Cover of Houghton Mifflin's hardback edition.

When J.R.R. Tolkien laid aside The Silmarillion in 1937 the extension of the original 'mythology' into later Ages of the world had scarcely begun. It was in the Appendices to The Lord of the Rings that there emerged a comprehensive historical structure and chronology of the Second and Third Ages, embracing all the diverse strands that came together in the War of the Ring. The difficulty that he found in providing these Appendices, leading to delay in the publication of The Return of the King, is well known; but in The Peoples of Middle-earth Christopher Tolkien shows that early forms of these works already existed years before, in essays and records differing greatly from the published forms. He traces the evolution of the Calendars, the Hobbit genealogies, the Westron language or Common Speech (from which many words and names are recorded that were afterwards lost), and the chronological structure of the later Ages. Other writings by J.R.R. Tolkien are included in this final volume of The History of Middle-earth, chiefly deriving from his last years, when new insights and new constructions still freely arose as he pondered the history that he had created. The book concludes with two soon-abandoned stories, both unique in the setting of time and place: The New Shadow in Gondor of the Fourth Age, and the tale of Tal-elmar, in which the coming of the dreaded Númenórean ships is seen through the eyes of men of Middle-earth in the Dark Years.


The History of Middle-earth
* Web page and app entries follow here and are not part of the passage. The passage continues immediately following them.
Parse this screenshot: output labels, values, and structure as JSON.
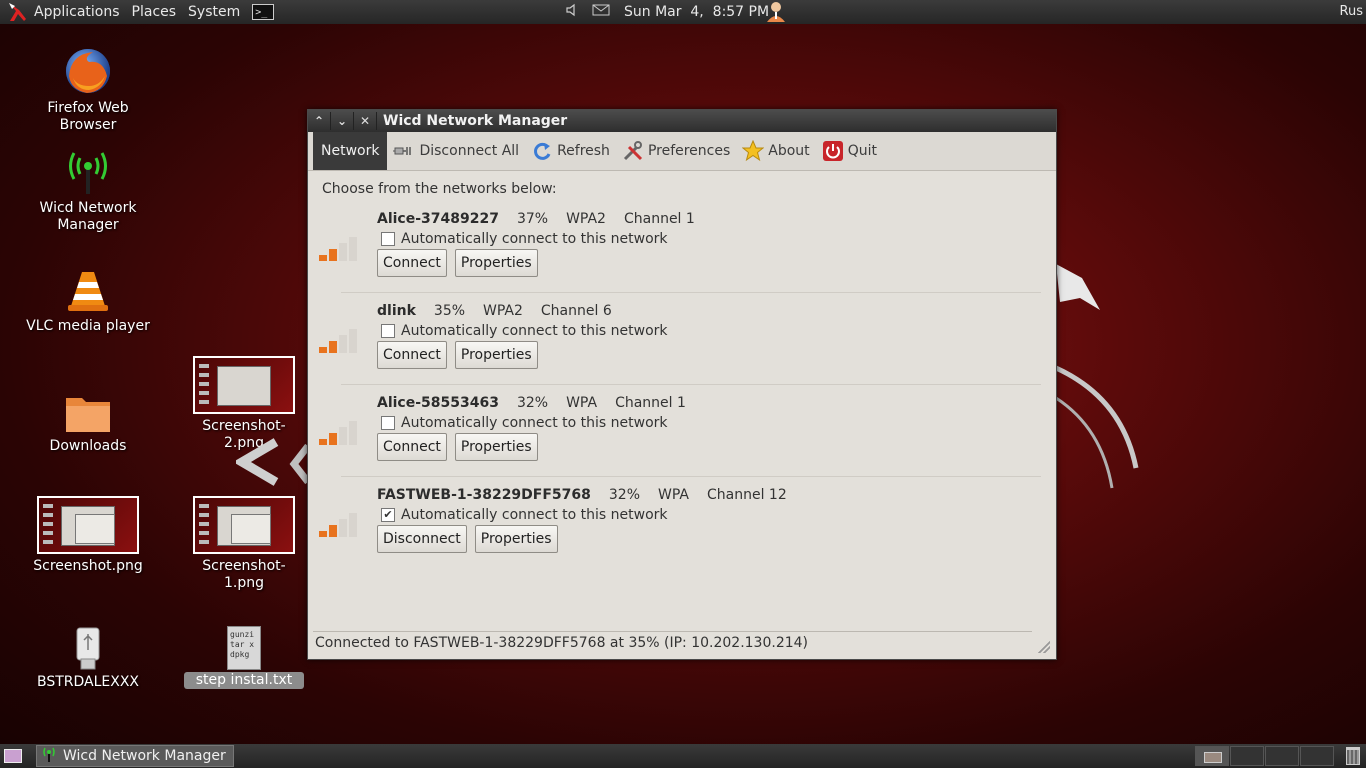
{
  "top_panel": {
    "menus": [
      "Applications",
      "Places",
      "System"
    ],
    "clock": "Sun Mar  4,  8:57 PM",
    "right_text": "Rus"
  },
  "desktop": {
    "icons": [
      {
        "label": "Firefox Web Browser"
      },
      {
        "label": "Wicd Network Manager"
      },
      {
        "label": "VLC media player"
      },
      {
        "label": "Downloads"
      },
      {
        "label": "Screenshot.png"
      },
      {
        "label": "BSTRDALEXXX"
      },
      {
        "label": "Screenshot-2.png"
      },
      {
        "label": "Screenshot-1.png"
      },
      {
        "label": "step instal.txt"
      }
    ],
    "txt_preview": [
      "gunzi",
      "tar x",
      "",
      "dpkg"
    ]
  },
  "window": {
    "title": "Wicd Network Manager",
    "toolbar": {
      "network": "Network",
      "disconnect_all": "Disconnect All",
      "refresh": "Refresh",
      "preferences": "Preferences",
      "about": "About",
      "quit": "Quit"
    },
    "choose_text": "Choose from the networks below:",
    "auto_label": "Automatically connect to this network",
    "connect_label": "Connect",
    "disconnect_label": "Disconnect",
    "properties_label": "Properties",
    "networks": [
      {
        "ssid": "Alice-37489227",
        "strength": "37%",
        "security": "WPA2",
        "channel": "Channel 1",
        "auto": false
      },
      {
        "ssid": "dlink",
        "strength": "35%",
        "security": "WPA2",
        "channel": "Channel 6",
        "auto": false
      },
      {
        "ssid": "Alice-58553463",
        "strength": "32%",
        "security": "WPA",
        "channel": "Channel 1",
        "auto": false
      },
      {
        "ssid": "FASTWEB-1-38229DFF5768",
        "strength": "32%",
        "security": "WPA",
        "channel": "Channel 12",
        "auto": true
      }
    ],
    "status": "Connected to FASTWEB-1-38229DFF5768 at 35% (IP: 10.202.130.214)"
  },
  "taskbar": {
    "task_label": "Wicd Network Manager"
  },
  "colors": {
    "signal_on": "#e8731e",
    "signal_off": "#d4d0ca",
    "quit_red": "#c8252a"
  }
}
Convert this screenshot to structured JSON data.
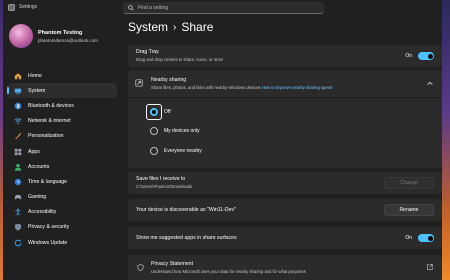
{
  "window": {
    "title": "Settings"
  },
  "search": {
    "placeholder": "Find a setting"
  },
  "user": {
    "name": "Phantom Testing",
    "email": "phantomdemos@outlook.com"
  },
  "sidebar": {
    "items": [
      {
        "label": "Home",
        "icon": "home-icon",
        "active": false
      },
      {
        "label": "System",
        "icon": "system-icon",
        "active": true
      },
      {
        "label": "Bluetooth & devices",
        "icon": "bluetooth-icon",
        "active": false
      },
      {
        "label": "Network & internet",
        "icon": "network-icon",
        "active": false
      },
      {
        "label": "Personalization",
        "icon": "brush-icon",
        "active": false
      },
      {
        "label": "Apps",
        "icon": "apps-icon",
        "active": false
      },
      {
        "label": "Accounts",
        "icon": "accounts-icon",
        "active": false
      },
      {
        "label": "Time & language",
        "icon": "globe-clock-icon",
        "active": false
      },
      {
        "label": "Gaming",
        "icon": "gaming-icon",
        "active": false
      },
      {
        "label": "Accessibility",
        "icon": "accessibility-icon",
        "active": false
      },
      {
        "label": "Privacy & security",
        "icon": "shield-icon",
        "active": false
      },
      {
        "label": "Windows Update",
        "icon": "update-icon",
        "active": false
      }
    ]
  },
  "header": {
    "parent": "System",
    "separator": "›",
    "current": "Share"
  },
  "drag_tray": {
    "title": "Drag Tray",
    "subtitle": "Drag and drop content to share, move, or more",
    "state": "On"
  },
  "nearby_sharing": {
    "title": "Nearby sharing",
    "subtitle": "Share files, photos, and links with nearby Windows devices",
    "link": "How to improve nearby sharing speed",
    "options": [
      "Off",
      "My devices only",
      "Everyone nearby"
    ],
    "selected": "Off"
  },
  "save_files": {
    "title": "Save files I receive to",
    "path": "C:\\Users\\Phantom\\Downloads",
    "button": "Change"
  },
  "discoverable": {
    "text": "Your device is discoverable as \"Win11-Dev\"",
    "button": "Rename"
  },
  "suggested_apps": {
    "title": "Show me suggested apps in share surfaces",
    "state": "On"
  },
  "privacy": {
    "title": "Privacy Statement",
    "subtitle": "Understand how Microsoft uses your data for nearby sharing and for what purposes"
  },
  "colors": {
    "accent": "#4cc2ff",
    "background": "#202020",
    "card": "#2b2b2b"
  }
}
The Book of Lost Tales Part One · The Book of Lost Tales Part Two · The Lays of Beleriand · The Shaping of Middle-earth · The Lost Road and Other Writings · The Return of the Shadow · The Treason of Isengard · The War of the Ring · Sauron Defeated · Morgoth's Ring · The War of the Jewels · The Peoples of Middle-earth · Index